It all started back in August this year at the SEA Makerthon Phnom Penh event. Vandy, Vatey and Seyha got together to think about ways to help crops last longer.
They realised that farmers were losing valuable income year after year because of the inadequate storage capacity when transporting crops to the fresh market.
The solution, called “Eco Fresh Box” is novel, simple and straight-forward, delivering exactly what its name suggests.
It’s “Eco” because the product is made up entirely from environmentally sustainable materials like bamboo and burlap. Functionally, these materials help to keep the crops cool without the use of electricity. In fact, this solution uses water as its only coolant.
Moving on, the solution is “Fresh” because it helps to keep the products fresh on the way to the market.
And finally, as straight-forward as names come, it’s a “box” because the product is in a shape of a box that farmers can easily transport to the market.
Since the SEA Makerthon, the team has continued to work on the project and is now part of the EPIC incubator programme – the Kingdom’s first programme of its kind.
Kicking off our collaboration series with EPIC, we sat down with the team to find out more about their solution and their ambitions in being part of the incubator programme.
The following interview has been edited for clarity, flow and language
How were you inspired to come up with the Eco Fresh Box?
Vandy (Van): We were trying to find a solution to store vegetables and we looked at a few materials. Eventually, we decided on bamboo because Vatey here works with bamboo and we realised that it’s a material that is strong enough, is available in Cambodia and is environmentally friendly. As for the burlap, it’s because my dad uses the material a lot and I realised that when the burlap is wet, it stays wet for a very long time and is actually cooling for the product it’s carrying.
Can you tell us more about how the Eco Fresh Box system works?
Seyha(S): First of all, we throw the burlap in water and then use the wet burlap to wrap a very thick bamboo box. Then we put the vegetables inside. That’s really it.
We realised this could work because burlap would stay wet for 3 to 4 days and when the air goes in, it works as a sort of cold vapour that keeps the temperature inside the box to around 20 degrees celcius.
How do you intend to distribute the product to the farmers?
Vatey(Vat): We intend to create a community event to generate community sales so that we can demonstrate to the farmers how the product works. From there, hopefully the farmers will be willing to adopt the idea as they realise it’s something that’s effective.
Van: Also, I think the community event will help increase the word of mouth recommendations from one farmer to another.

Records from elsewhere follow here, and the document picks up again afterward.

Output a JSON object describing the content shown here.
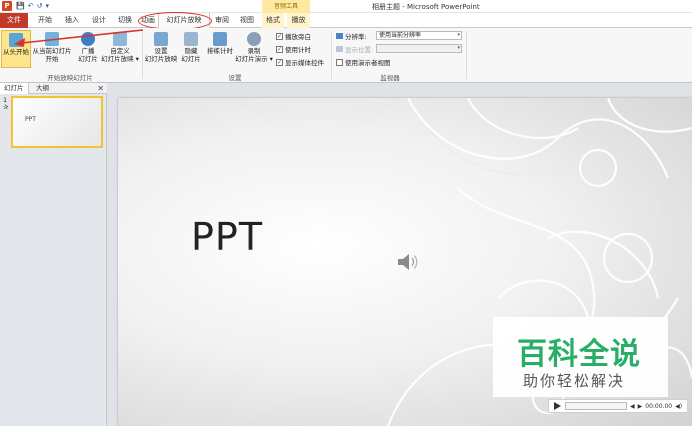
{
  "window": {
    "title": "相册主题 - Microsoft PowerPoint",
    "context_tab_group": "音频工具",
    "app_icon_letter": "P"
  },
  "quick_access": {
    "save": "💾",
    "undo": "↶",
    "redo": "↺",
    "more": "▾"
  },
  "tabs": [
    {
      "label": "文件"
    },
    {
      "label": "开始"
    },
    {
      "label": "插入"
    },
    {
      "label": "设计"
    },
    {
      "label": "切换"
    },
    {
      "label": "动画"
    },
    {
      "label": "幻灯片放映"
    },
    {
      "label": "审阅"
    },
    {
      "label": "视图"
    },
    {
      "label": "格式"
    },
    {
      "label": "播放"
    }
  ],
  "ribbon": {
    "start_group": {
      "label": "开始放映幻灯片",
      "from_beginning": "从头开始",
      "from_current_1": "从当前幻灯片",
      "from_current_2": "开始",
      "broadcast_1": "广播",
      "broadcast_2": "幻灯片",
      "custom_1": "自定义",
      "custom_2": "幻灯片放映 ▾"
    },
    "setup_group": {
      "label": "设置",
      "setup_1": "设置",
      "setup_2": "幻灯片放映",
      "hide_1": "隐藏",
      "hide_2": "幻灯片",
      "rehearse": "排练计时",
      "record_1": "录制",
      "record_2": "幻灯片演示 ▾",
      "play_narration": "播放旁白",
      "use_timings": "使用计时",
      "show_media": "显示媒体控件",
      "check_mark": "✓"
    },
    "monitor_group": {
      "label": "监视器",
      "resolution_label": "分辨率:",
      "resolution_value": "使用当前分辨率",
      "show_on_label": "显示位置:",
      "presenter_view": "使用演示者视图"
    }
  },
  "panel": {
    "tab_slides": "幻灯片",
    "tab_outline": "大纲",
    "close": "✕",
    "slide_number": "1",
    "slide_star": "✰",
    "thumb_title": "PPT"
  },
  "slide": {
    "title": "PPT"
  },
  "player": {
    "time": "00:00.00",
    "volume": "◀)"
  },
  "watermark": {
    "main": "百科全说",
    "sub": "助你轻松解决"
  },
  "colors": {
    "file_tab": "#c0392b",
    "highlight": "#d9332b",
    "watermark": "#2aae67",
    "selected": "#fce58b"
  }
}
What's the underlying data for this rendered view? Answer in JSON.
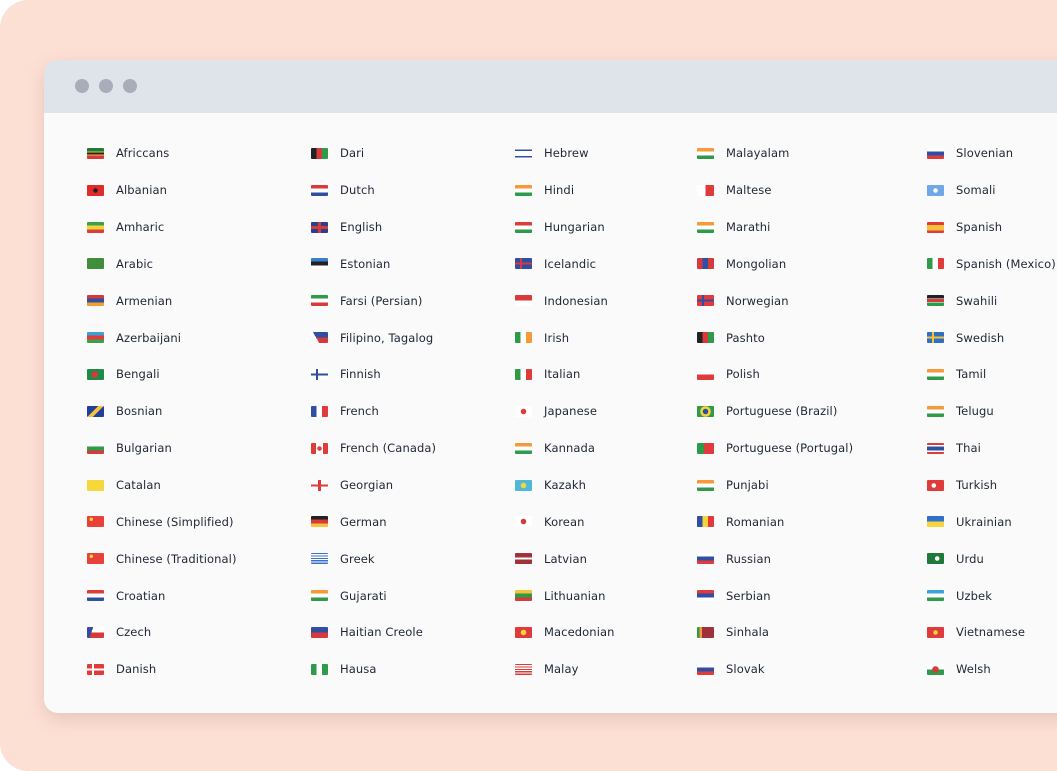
{
  "window": {
    "controls": [
      "close",
      "minimize",
      "maximize"
    ]
  },
  "columns": [
    [
      {
        "label": "Africcans",
        "flag": "linear-gradient(#1d7a3a 0 33%, #f5c33b 33% 40%, #222 40% 60%, #f5c33b 60% 67%, #d63a3a 67%)"
      },
      {
        "label": "Albanian",
        "flag": "radial-gradient(circle at 50% 50%, #222 0 2px, #e02b2b 2.5px)"
      },
      {
        "label": "Amharic",
        "flag": "linear-gradient(#3aa04a 0 33%, #f5d53b 33% 66%, #e03b3b 66%)"
      },
      {
        "label": "Arabic",
        "flag": "linear-gradient(#3f8e3a, #3f8e3a)"
      },
      {
        "label": "Armenian",
        "flag": "linear-gradient(#d23b3b 0 33%, #2e4fa3 33% 66%, #f0a030 66%)"
      },
      {
        "label": "Azerbaijani",
        "flag": "linear-gradient(#3aa0d8 0 33%, #e23b3b 33% 66%, #3aa04a 66%)"
      },
      {
        "label": "Bengali",
        "flag": "radial-gradient(circle at 45% 50%, #d63a3a 0 3px, #1f8a4a 3.5px)"
      },
      {
        "label": "Bosnian",
        "flag": "linear-gradient(135deg, #1f3f9a 0 40%, #f5c33b 40% 60%, #1f3f9a 60%)"
      },
      {
        "label": "Bulgarian",
        "flag": "linear-gradient(#ffffff 0 33%, #2e9a4a 33% 66%, #d63a3a 66%)"
      },
      {
        "label": "Catalan",
        "flag": "linear-gradient(#f7d83b, #f7d83b)"
      },
      {
        "label": "Chinese (Simplified)",
        "flag": "radial-gradient(circle at 25% 30%, #f5d53b 0 1.5px, #e8403a 2px)"
      },
      {
        "label": "Chinese (Traditional)",
        "flag": "radial-gradient(circle at 25% 30%, #f5d53b 0 1.5px, #e8403a 2px)"
      },
      {
        "label": "Croatian",
        "flag": "linear-gradient(#e03b3b 0 33%, #ffffff 33% 66%, #2e4fa3 66%)"
      },
      {
        "label": "Czech",
        "flag": "linear-gradient(110deg, #2e4fa3 0 30%, transparent 30%), linear-gradient(#ffffff 0 50%, #d63a3a 50%)"
      },
      {
        "label": "Danish",
        "flag": "linear-gradient(90deg, transparent 0 30%, #fff 30% 42%, transparent 42%), linear-gradient(transparent 0 42%, #fff 42% 58%, transparent 58%), linear-gradient(#e03b3b, #e03b3b)"
      }
    ],
    [
      {
        "label": "Dari",
        "flag": "linear-gradient(90deg, #222 0 33%, #d63a3a 33% 66%, #2e9a4a 66%)"
      },
      {
        "label": "Dutch",
        "flag": "linear-gradient(#d63a3a 0 33%, #ffffff 33% 66%, #2e4fa3 66%)"
      },
      {
        "label": "English",
        "flag": "linear-gradient(90deg, transparent 0 42%, #d63a3a 42% 58%, transparent 58%), linear-gradient(transparent 0 38%, #d63a3a 38% 62%, transparent 62%), linear-gradient(#2b3f8c, #2b3f8c)"
      },
      {
        "label": "Estonian",
        "flag": "linear-gradient(#3a7fcf 0 33%, #222 33% 66%, #ffffff 66%)"
      },
      {
        "label": "Farsi (Persian)",
        "flag": "linear-gradient(#2e9a4a 0 33%, #ffffff 33% 66%, #d63a3a 66%)"
      },
      {
        "label": "Filipino, Tagalog",
        "flag": "linear-gradient(60deg, #ffffff 0 35%, transparent 35%), linear-gradient(#2e4fa3 0 50%, #d63a3a 50%)"
      },
      {
        "label": "Finnish",
        "flag": "linear-gradient(90deg, transparent 0 30%, #2e4fa3 30% 42%, transparent 42%), linear-gradient(transparent 0 40%, #2e4fa3 40% 60%, transparent 60%), linear-gradient(#ffffff, #ffffff)"
      },
      {
        "label": "French",
        "flag": "linear-gradient(90deg, #2e4fa3 0 33%, #ffffff 33% 66%, #e03b3b 66%)"
      },
      {
        "label": "French (Canada)",
        "flag": "radial-gradient(circle at 50% 50%, #e03b3b 0 2px, transparent 2.5px), linear-gradient(90deg, #e03b3b 0 28%, #ffffff 28% 72%, #e03b3b 72%)"
      },
      {
        "label": "Georgian",
        "flag": "linear-gradient(90deg, transparent 0 42%, #e03b3b 42% 58%, transparent 58%), linear-gradient(transparent 0 40%, #e03b3b 40% 60%, transparent 60%), linear-gradient(#ffffff, #ffffff)"
      },
      {
        "label": "German",
        "flag": "linear-gradient(#222 0 33%, #d63a3a 33% 66%, #f5c33b 66%)"
      },
      {
        "label": "Greek",
        "flag": "repeating-linear-gradient(#3a6fc8 0 1.2px, #ffffff 1.2px 2.4px)"
      },
      {
        "label": "Gujarati",
        "flag": "linear-gradient(#f59a3b 0 33%, #ffffff 33% 66%, #2e9a4a 66%)"
      },
      {
        "label": "Haitian Creole",
        "flag": "linear-gradient(#2e4fa3 0 50%, #d63a3a 50%)"
      },
      {
        "label": "Hausa",
        "flag": "linear-gradient(90deg, #2e9a4a 0 33%, #ffffff 33% 66%, #2e9a4a 66%)"
      }
    ],
    [
      {
        "label": "Hebrew",
        "flag": "linear-gradient(#ffffff 0 15%, #2e4fa3 15% 28%, #ffffff 28% 72%, #2e4fa3 72% 85%, #ffffff 85%)"
      },
      {
        "label": "Hindi",
        "flag": "linear-gradient(#f59a3b 0 33%, #ffffff 33% 66%, #2e9a4a 66%)"
      },
      {
        "label": "Hungarian",
        "flag": "linear-gradient(#e03b3b 0 33%, #ffffff 33% 66%, #2e9a4a 66%)"
      },
      {
        "label": "Icelandic",
        "flag": "linear-gradient(90deg, transparent 0 30%, #d63a3a 30% 42%, transparent 42%), linear-gradient(transparent 0 40%, #d63a3a 40% 60%, transparent 60%), linear-gradient(#2e4fa3, #2e4fa3)"
      },
      {
        "label": "Indonesian",
        "flag": "linear-gradient(#d63a3a 0 50%, #ffffff 50%)"
      },
      {
        "label": "Irish",
        "flag": "linear-gradient(90deg, #2e9a4a 0 33%, #ffffff 33% 66%, #f59a3b 66%)"
      },
      {
        "label": "Italian",
        "flag": "linear-gradient(90deg, #2e9a4a 0 33%, #ffffff 33% 66%, #e03b3b 66%)"
      },
      {
        "label": "Japanese",
        "flag": "radial-gradient(circle at 50% 50%, #e03b3b 0 2.5px, #ffffff 3px)"
      },
      {
        "label": "Kannada",
        "flag": "linear-gradient(#f59a3b 0 33%, #ffffff 33% 66%, #2e9a4a 66%)"
      },
      {
        "label": "Kazakh",
        "flag": "radial-gradient(circle at 50% 50%, #f5d53b 0 2.5px, #4fb8d8 3px)"
      },
      {
        "label": "Korean",
        "flag": "radial-gradient(circle at 50% 50%, #d63a3a 0 2.5px, #ffffff 3px)"
      },
      {
        "label": "Latvian",
        "flag": "linear-gradient(#a0303a 0 40%, #ffffff 40% 60%, #a0303a 60%)"
      },
      {
        "label": "Lithuanian",
        "flag": "linear-gradient(#f5c33b 0 33%, #2e9a4a 33% 66%, #d63a3a 66%)"
      },
      {
        "label": "Macedonian",
        "flag": "radial-gradient(circle at 50% 50%, #f5d53b 0 2.5px, #e03b3b 3px)"
      },
      {
        "label": "Malay",
        "flag": "repeating-linear-gradient(#d63a3a 0 1.2px, #ffffff 1.2px 2.4px)"
      }
    ],
    [
      {
        "label": "Malayalam",
        "flag": "linear-gradient(#f59a3b 0 33%, #ffffff 33% 66%, #2e9a4a 66%)"
      },
      {
        "label": "Maltese",
        "flag": "linear-gradient(90deg, #ffffff 0 50%, #e03b3b 50%)"
      },
      {
        "label": "Marathi",
        "flag": "linear-gradient(#f59a3b 0 33%, #ffffff 33% 66%, #2e9a4a 66%)"
      },
      {
        "label": "Mongolian",
        "flag": "linear-gradient(90deg, #d63a3a 0 33%, #2e4fa3 33% 66%, #d63a3a 66%)"
      },
      {
        "label": "Norwegian",
        "flag": "linear-gradient(90deg, transparent 0 30%, #2e4fa3 30% 42%, transparent 42%), linear-gradient(transparent 0 40%, #2e4fa3 40% 60%, transparent 60%), linear-gradient(#e03b3b, #e03b3b)"
      },
      {
        "label": "Pashto",
        "flag": "linear-gradient(90deg, #222 0 33%, #d63a3a 33% 66%, #2e9a4a 66%)"
      },
      {
        "label": "Polish",
        "flag": "linear-gradient(#ffffff 0 50%, #e03b3b 50%)"
      },
      {
        "label": "Portuguese (Brazil)",
        "flag": "radial-gradient(circle at 50% 50%, #2e4fa3 0 2.5px, #f5d53b 3px 5px, #2e9a4a 5.5px)"
      },
      {
        "label": "Portuguese (Portugal)",
        "flag": "linear-gradient(90deg, #2e9a4a 0 40%, #e03b3b 40%)"
      },
      {
        "label": "Punjabi",
        "flag": "linear-gradient(#f59a3b 0 33%, #ffffff 33% 66%, #2e9a4a 66%)"
      },
      {
        "label": "Romanian",
        "flag": "linear-gradient(90deg, #2e4fa3 0 33%, #f5d53b 33% 66%, #e03b3b 66%)"
      },
      {
        "label": "Russian",
        "flag": "linear-gradient(#ffffff 0 33%, #2e4fa3 33% 66%, #e03b3b 66%)"
      },
      {
        "label": "Serbian",
        "flag": "linear-gradient(#e03b3b 0 33%, #2e4fa3 33% 66%, #ffffff 66%)"
      },
      {
        "label": "Sinhala",
        "flag": "linear-gradient(90deg, #2e9a4a 0 15%, #f59a3b 15% 30%, #a0303a 30%)"
      },
      {
        "label": "Slovak",
        "flag": "linear-gradient(#ffffff 0 33%, #2e4fa3 33% 66%, #e03b3b 66%)"
      }
    ],
    [
      {
        "label": "Slovenian",
        "flag": "linear-gradient(#ffffff 0 33%, #2e4fa3 33% 66%, #e03b3b 66%)"
      },
      {
        "label": "Somali",
        "flag": "radial-gradient(circle at 50% 50%, #ffffff 0 2px, #6fa8e8 2.5px)"
      },
      {
        "label": "Spanish",
        "flag": "linear-gradient(#e03b3b 0 25%, #f5c33b 25% 75%, #e03b3b 75%)"
      },
      {
        "label": "Spanish (Mexico)",
        "flag": "linear-gradient(90deg, #2e9a4a 0 33%, #ffffff 33% 66%, #e03b3b 66%)"
      },
      {
        "label": "Swahili",
        "flag": "linear-gradient(#222 0 30%, #ffffff 30% 36%, #d63a3a 36% 64%, #ffffff 64% 70%, #2e9a4a 70%)"
      },
      {
        "label": "Swedish",
        "flag": "linear-gradient(90deg, transparent 0 30%, #f5c33b 30% 42%, transparent 42%), linear-gradient(transparent 0 40%, #f5c33b 40% 60%, transparent 60%), linear-gradient(#2e6fbf, #2e6fbf)"
      },
      {
        "label": "Tamil",
        "flag": "linear-gradient(#f59a3b 0 33%, #ffffff 33% 66%, #2e9a4a 66%)"
      },
      {
        "label": "Telugu",
        "flag": "linear-gradient(#f59a3b 0 33%, #ffffff 33% 66%, #2e9a4a 66%)"
      },
      {
        "label": "Thai",
        "flag": "linear-gradient(#e03b3b 0 16%, #ffffff 16% 33%, #2e4fa3 33% 66%, #ffffff 66% 83%, #e03b3b 83%)"
      },
      {
        "label": "Turkish",
        "flag": "radial-gradient(circle at 40% 50%, #ffffff 0 2px, #e03b3b 2.5px)"
      },
      {
        "label": "Ukrainian",
        "flag": "linear-gradient(#2e6fcf 0 50%, #f5d53b 50%)"
      },
      {
        "label": "Urdu",
        "flag": "radial-gradient(circle at 60% 50%, #ffffff 0 2px, #1f7a3a 2.5px)"
      },
      {
        "label": "Uzbek",
        "flag": "linear-gradient(#3aa0d8 0 33%, #ffffff 33% 66%, #2e9a4a 66%)"
      },
      {
        "label": "Vietnamese",
        "flag": "radial-gradient(circle at 50% 50%, #f5d53b 0 2px, #e03b3b 2.5px)"
      },
      {
        "label": "Welsh",
        "flag": "radial-gradient(circle at 50% 50%, #d63a3a 0 3px, transparent 3.5px), linear-gradient(#ffffff 0 50%, #2e9a4a 50%)"
      }
    ]
  ]
}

Typically, once a few of the modern farmers adopt the product, the others usually follow suit as well.
Lets talk more about the EPIC programme. How has your experience been in EPIC so far?

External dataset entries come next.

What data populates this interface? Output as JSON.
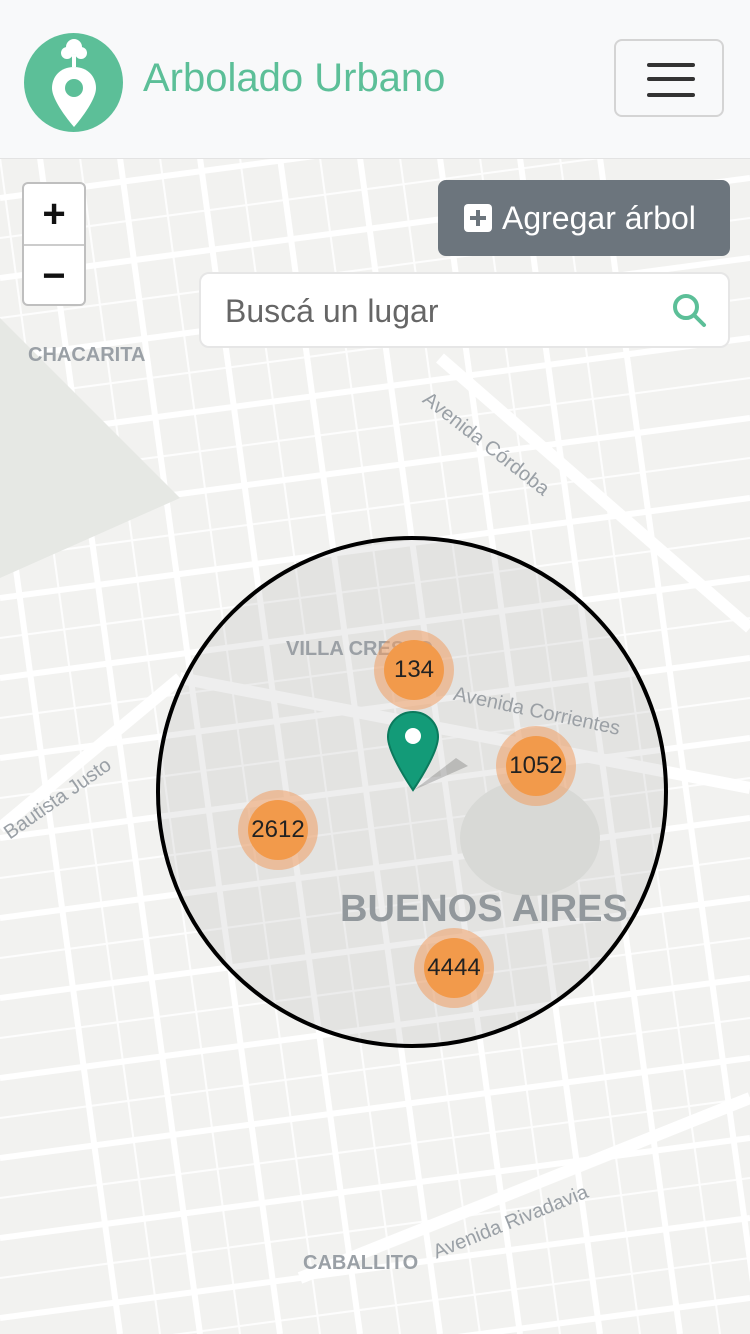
{
  "header": {
    "brand": "Arbolado Urbano"
  },
  "toolbar": {
    "add_label": "Agregar árbol"
  },
  "search": {
    "placeholder": "Buscá un lugar"
  },
  "zoom": {
    "in": "+",
    "out": "−"
  },
  "map": {
    "labels": {
      "chacarita": "CHACARITA",
      "villa_crespo": "VILLA CRESPO",
      "buenos_aires": "BUENOS AIRES",
      "caballito": "CABALLITO",
      "av_cordoba": "Avenida Córdoba",
      "av_corrientes": "Avenida Corrientes",
      "av_rivadavia": "Avenida Rivadavia",
      "juan_b_justo": "Bautista Justo"
    },
    "clusters": [
      {
        "count": "134"
      },
      {
        "count": "1052"
      },
      {
        "count": "2612"
      },
      {
        "count": "4444"
      }
    ]
  },
  "colors": {
    "brand": "#5cbf98",
    "cluster": "#f29a4b",
    "button": "#6c757d"
  }
}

Van: Its been great for me because the sessions are very practical and aren’t just lectures. They tell you about what is happening in the real world, what you should do and what you should not do. One thing that I have learnt is human centered design – to design solutions with the customers and users in mind.

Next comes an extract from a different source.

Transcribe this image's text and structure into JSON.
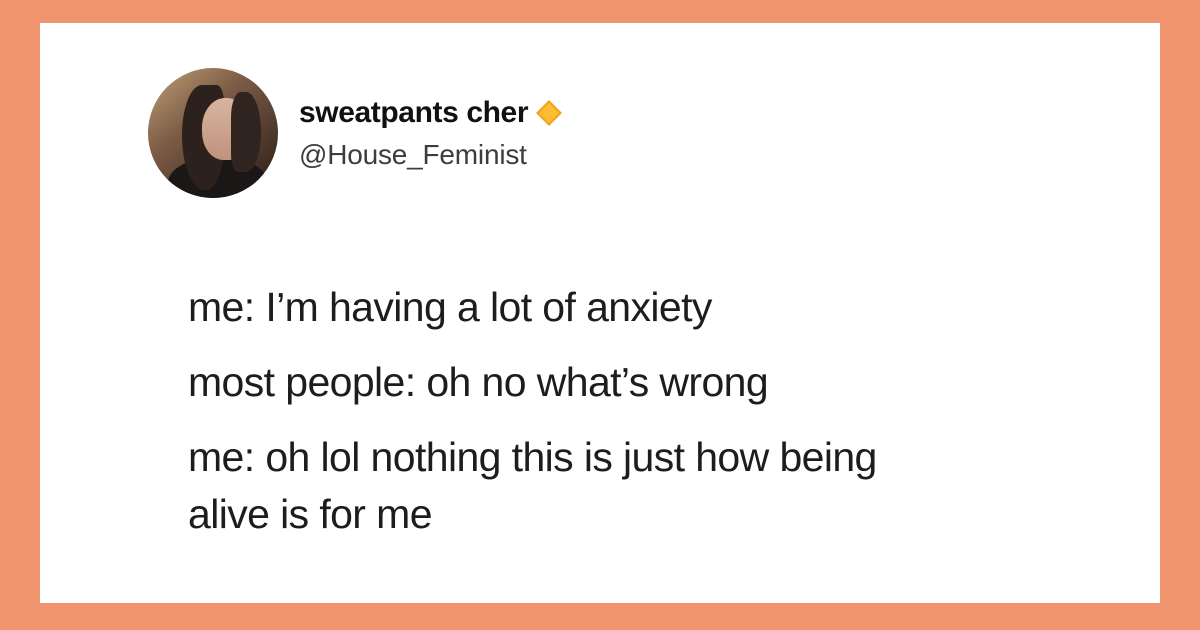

Vat: For me, I’ve learnt more about teamwork and working creatively to come up with solutions.
S: I’ve learnt more about the customer and how to bring the product to the customer. This means having more focus on the needs of the customer and being aware of how the product we create is able to meet those needs.
What impact do you hope your product will have on Cambodia?
Van: I hope that the product will first and foremost be beneficial to the farmers. Hopefully, this product will help them better store their crops and in turn, have the ability to sell most if not all of it. By our estimates, farmers will be able to save up to 4 million riel a year if they use this method. From there, we hope that they can use the money to support their children’s education and buy any other materials they might need.
In terms of the bigger picture, if the demand grows, we hope that more bamboo will also be grown. And that will actually be great for Cambodia too because we’ve researched and found out that bamboo is 30% more effective at transforming carbon dioxide to oxygen as compared to other common plants.
Finally, if there can be a burlap factory setup in Cambodia, that will be great as well because it’ll be easier for us to get the material and it’ll create more jobs for Cambodians.
Well there you have it, our first interview with the participants of the EPIC Programme – Eco Fresh Box. Be sure to check out their Facebook Page if you want to be up to date with their progress. If you’re interested in contributing to the project, you can contact the team there as well!
Stay locked to Geeks in Cambodia tomorrow as we catch up with yet another participant in the EPIC programme. Keeping to the agricultural theme, tomorrow’s team is creating Cambodia’s first ever online agricultural magazine.